• _WHAT THIS TASK INVOLVES_: The response should consist of every line below, restated exactly, with no pictures.

• _DATASET CONTENT_:

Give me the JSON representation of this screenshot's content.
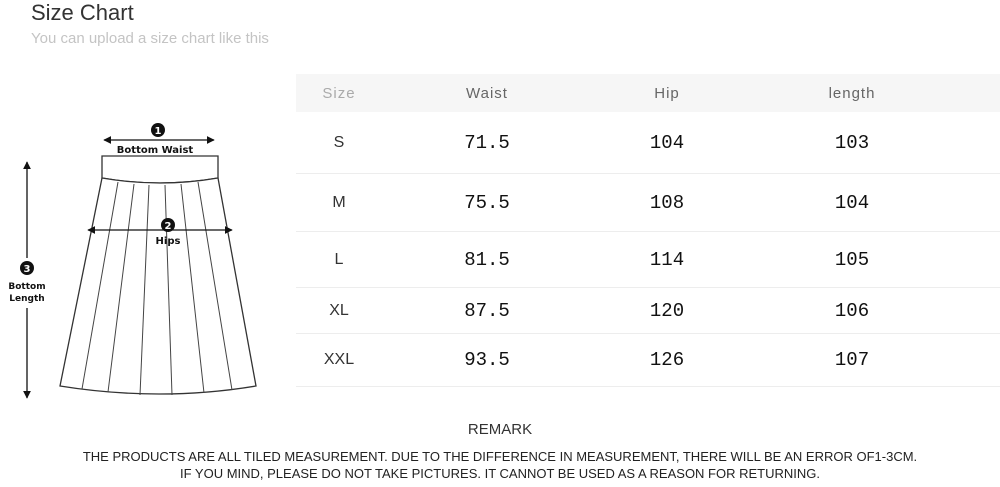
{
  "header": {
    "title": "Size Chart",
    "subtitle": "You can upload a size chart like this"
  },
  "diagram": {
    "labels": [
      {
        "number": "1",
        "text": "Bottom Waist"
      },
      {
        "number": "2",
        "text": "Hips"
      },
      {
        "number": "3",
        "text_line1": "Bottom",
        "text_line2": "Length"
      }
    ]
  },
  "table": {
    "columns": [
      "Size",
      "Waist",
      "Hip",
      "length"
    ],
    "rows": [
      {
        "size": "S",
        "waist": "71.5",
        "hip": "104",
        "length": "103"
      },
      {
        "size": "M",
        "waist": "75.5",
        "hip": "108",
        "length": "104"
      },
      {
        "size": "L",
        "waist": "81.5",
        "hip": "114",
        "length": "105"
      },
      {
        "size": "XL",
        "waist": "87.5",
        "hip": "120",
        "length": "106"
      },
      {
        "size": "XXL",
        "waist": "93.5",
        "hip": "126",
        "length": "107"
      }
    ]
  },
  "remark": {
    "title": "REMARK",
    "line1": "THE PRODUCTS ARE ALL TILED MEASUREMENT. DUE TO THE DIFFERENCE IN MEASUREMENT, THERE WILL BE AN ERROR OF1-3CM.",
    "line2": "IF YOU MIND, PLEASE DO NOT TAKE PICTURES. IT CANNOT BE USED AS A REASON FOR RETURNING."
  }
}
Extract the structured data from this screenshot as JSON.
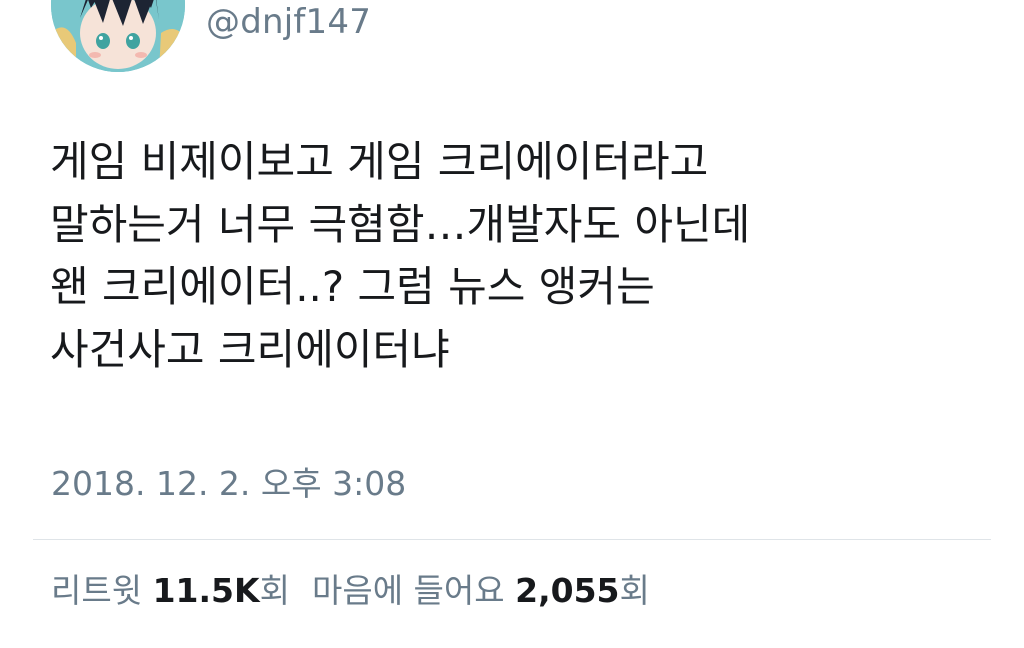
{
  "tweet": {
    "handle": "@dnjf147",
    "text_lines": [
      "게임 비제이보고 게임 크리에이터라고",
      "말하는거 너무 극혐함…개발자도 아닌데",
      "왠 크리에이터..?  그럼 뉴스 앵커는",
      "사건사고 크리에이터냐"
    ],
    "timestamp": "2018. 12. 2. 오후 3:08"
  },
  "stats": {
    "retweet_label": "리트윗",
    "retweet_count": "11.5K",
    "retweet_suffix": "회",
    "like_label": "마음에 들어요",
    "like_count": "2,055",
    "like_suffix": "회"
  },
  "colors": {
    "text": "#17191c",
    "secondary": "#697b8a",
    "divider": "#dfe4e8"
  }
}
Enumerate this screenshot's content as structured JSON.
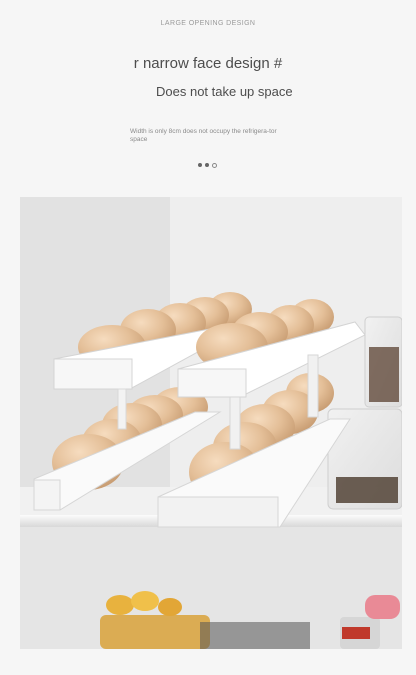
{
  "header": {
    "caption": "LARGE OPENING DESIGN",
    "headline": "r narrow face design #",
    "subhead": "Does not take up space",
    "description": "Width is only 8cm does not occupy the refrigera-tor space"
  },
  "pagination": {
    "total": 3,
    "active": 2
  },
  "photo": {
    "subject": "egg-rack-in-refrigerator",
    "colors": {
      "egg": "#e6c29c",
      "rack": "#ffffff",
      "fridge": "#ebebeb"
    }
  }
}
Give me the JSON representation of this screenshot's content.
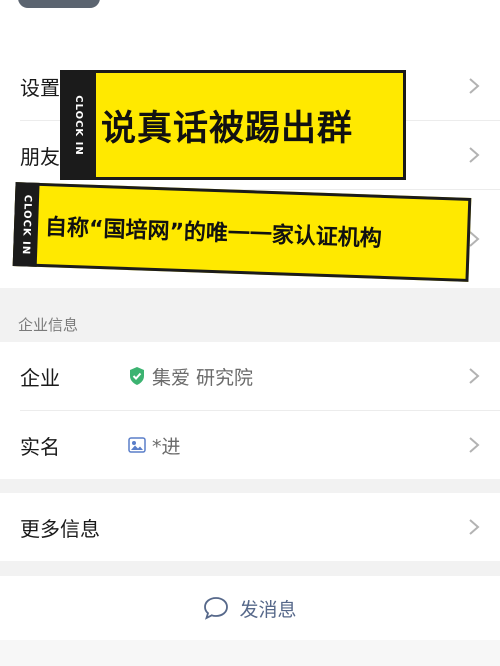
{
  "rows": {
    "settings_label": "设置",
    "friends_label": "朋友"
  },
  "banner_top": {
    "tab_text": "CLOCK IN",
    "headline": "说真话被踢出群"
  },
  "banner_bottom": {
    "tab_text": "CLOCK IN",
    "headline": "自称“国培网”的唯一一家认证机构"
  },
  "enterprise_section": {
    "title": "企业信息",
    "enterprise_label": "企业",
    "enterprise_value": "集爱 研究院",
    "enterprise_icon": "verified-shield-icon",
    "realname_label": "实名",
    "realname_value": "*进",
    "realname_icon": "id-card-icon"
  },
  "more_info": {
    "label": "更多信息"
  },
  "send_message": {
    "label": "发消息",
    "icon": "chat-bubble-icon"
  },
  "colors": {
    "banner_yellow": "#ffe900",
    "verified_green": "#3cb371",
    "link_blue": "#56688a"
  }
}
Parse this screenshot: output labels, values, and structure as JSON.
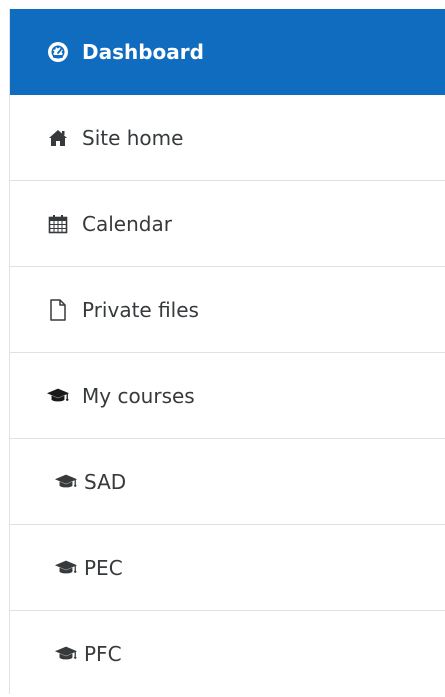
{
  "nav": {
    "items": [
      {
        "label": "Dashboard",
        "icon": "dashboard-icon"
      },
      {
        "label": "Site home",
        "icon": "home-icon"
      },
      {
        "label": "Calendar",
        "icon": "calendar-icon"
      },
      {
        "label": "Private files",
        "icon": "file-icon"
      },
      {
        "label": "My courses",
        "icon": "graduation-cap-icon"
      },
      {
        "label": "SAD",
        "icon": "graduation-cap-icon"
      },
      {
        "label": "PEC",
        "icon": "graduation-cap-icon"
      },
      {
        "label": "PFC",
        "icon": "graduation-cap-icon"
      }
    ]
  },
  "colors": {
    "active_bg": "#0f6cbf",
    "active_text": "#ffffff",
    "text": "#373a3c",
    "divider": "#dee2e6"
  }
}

• _TASK RESPONSE_:
Give me the JSON representation of this screenshot's content.
{
  "header": {
    "title": "Size Chart",
    "subtitle": "You can upload a size chart like this"
  },
  "diagram": {
    "labels": [
      {
        "number": "1",
        "text": "Bottom Waist"
      },
      {
        "number": "2",
        "text": "Hips"
      },
      {
        "number": "3",
        "text_line1": "Bottom",
        "text_line2": "Length"
      }
    ]
  },
  "table": {
    "columns": [
      "Size",
      "Waist",
      "Hip",
      "length"
    ],
    "rows": [
      {
        "size": "S",
        "waist": "71.5",
        "hip": "104",
        "length": "103"
      },
      {
        "size": "M",
        "waist": "75.5",
        "hip": "108",
        "length": "104"
      },
      {
        "size": "L",
        "waist": "81.5",
        "hip": "114",
        "length": "105"
      },
      {
        "size": "XL",
        "waist": "87.5",
        "hip": "120",
        "length": "106"
      },
      {
        "size": "XXL",
        "waist": "93.5",
        "hip": "126",
        "length": "107"
      }
    ]
  },
  "remark": {
    "title": "REMARK",
    "line1": "THE PRODUCTS ARE ALL TILED MEASUREMENT. DUE TO THE DIFFERENCE IN MEASUREMENT, THERE WILL BE AN ERROR OF1-3CM.",
    "line2": "IF YOU MIND, PLEASE DO NOT TAKE PICTURES. IT CANNOT BE USED AS A REASON FOR RETURNING."
  }
}
Extract the structured data from this screenshot as JSON.
{
  "tweet": {
    "handle": "@dnjf147",
    "text_lines": [
      "게임 비제이보고 게임 크리에이터라고",
      "말하는거 너무 극혐함…개발자도 아닌데",
      "왠 크리에이터..?  그럼 뉴스 앵커는",
      "사건사고 크리에이터냐"
    ],
    "timestamp": "2018. 12. 2. 오후 3:08"
  },
  "stats": {
    "retweet_label": "리트윗",
    "retweet_count": "11.5K",
    "retweet_suffix": "회",
    "like_label": "마음에 들어요",
    "like_count": "2,055",
    "like_suffix": "회"
  },
  "colors": {
    "text": "#17191c",
    "secondary": "#697b8a",
    "divider": "#dfe4e8"
  }
}
Enumerate this screenshot's content as structured JSON.
{
  "header": {
    "caption": "LARGE OPENING DESIGN",
    "headline": "r narrow face design #",
    "subhead": "Does not take up space",
    "description": "Width is only 8cm does not occupy the refrigera-tor space"
  },
  "pagination": {
    "total": 3,
    "active": 2
  },
  "photo": {
    "subject": "egg-rack-in-refrigerator",
    "colors": {
      "egg": "#e6c29c",
      "rack": "#ffffff",
      "fridge": "#ebebeb"
    }
  }
}
Give me the JSON representation of this screenshot's content.
{
  "rows": {
    "settings_label": "设置",
    "friends_label": "朋友"
  },
  "banner_top": {
    "tab_text": "CLOCK IN",
    "headline": "说真话被踢出群"
  },
  "banner_bottom": {
    "tab_text": "CLOCK IN",
    "headline": "自称“国培网”的唯一一家认证机构"
  },
  "enterprise_section": {
    "title": "企业信息",
    "enterprise_label": "企业",
    "enterprise_value": "集爱 研究院",
    "enterprise_icon": "verified-shield-icon",
    "realname_label": "实名",
    "realname_value": "*进",
    "realname_icon": "id-card-icon"
  },
  "more_info": {
    "label": "更多信息"
  },
  "send_message": {
    "label": "发消息",
    "icon": "chat-bubble-icon"
  },
  "colors": {
    "banner_yellow": "#ffe900",
    "verified_green": "#3cb371",
    "link_blue": "#56688a"
  }
}
Parse this screenshot: output labels, values, and structure as JSON.
{
  "nav": {
    "items": [
      {
        "label": "Dashboard",
        "icon": "dashboard-icon"
      },
      {
        "label": "Site home",
        "icon": "home-icon"
      },
      {
        "label": "Calendar",
        "icon": "calendar-icon"
      },
      {
        "label": "Private files",
        "icon": "file-icon"
      },
      {
        "label": "My courses",
        "icon": "graduation-cap-icon"
      },
      {
        "label": "SAD",
        "icon": "graduation-cap-icon"
      },
      {
        "label": "PEC",
        "icon": "graduation-cap-icon"
      },
      {
        "label": "PFC",
        "icon": "graduation-cap-icon"
      }
    ]
  },
  "colors": {
    "active_bg": "#0f6cbf",
    "active_text": "#ffffff",
    "text": "#373a3c",
    "divider": "#dee2e6"
  }
}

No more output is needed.